··· Source material ···
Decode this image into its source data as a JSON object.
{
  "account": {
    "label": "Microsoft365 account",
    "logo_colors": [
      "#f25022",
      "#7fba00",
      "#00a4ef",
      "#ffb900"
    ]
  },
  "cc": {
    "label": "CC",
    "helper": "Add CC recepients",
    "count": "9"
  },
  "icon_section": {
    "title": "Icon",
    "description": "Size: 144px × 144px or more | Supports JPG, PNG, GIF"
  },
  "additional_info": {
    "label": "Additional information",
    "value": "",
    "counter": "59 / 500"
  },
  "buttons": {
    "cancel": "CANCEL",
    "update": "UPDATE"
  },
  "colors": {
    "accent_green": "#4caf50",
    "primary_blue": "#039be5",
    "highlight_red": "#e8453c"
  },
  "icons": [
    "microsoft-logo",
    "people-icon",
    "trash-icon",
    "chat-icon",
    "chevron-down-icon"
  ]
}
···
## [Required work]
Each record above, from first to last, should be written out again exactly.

## [Answer to the exercise]
Decode this image into its source data as a JSON object.
{
  "account": {
    "label": "Microsoft365 account",
    "logo_colors": [
      "#f25022",
      "#7fba00",
      "#00a4ef",
      "#ffb900"
    ]
  },
  "cc": {
    "label": "CC",
    "helper": "Add CC recepients",
    "count": "9"
  },
  "icon_section": {
    "title": "Icon",
    "description": "Size: 144px × 144px or more | Supports JPG, PNG, GIF"
  },
  "additional_info": {
    "label": "Additional information",
    "value": "",
    "counter": "59 / 500"
  },
  "buttons": {
    "cancel": "CANCEL",
    "update": "UPDATE"
  },
  "colors": {
    "accent_green": "#4caf50",
    "primary_blue": "#039be5",
    "highlight_red": "#e8453c"
  },
  "icons": [
    "microsoft-logo",
    "people-icon",
    "trash-icon",
    "chat-icon",
    "chevron-down-icon"
  ]
}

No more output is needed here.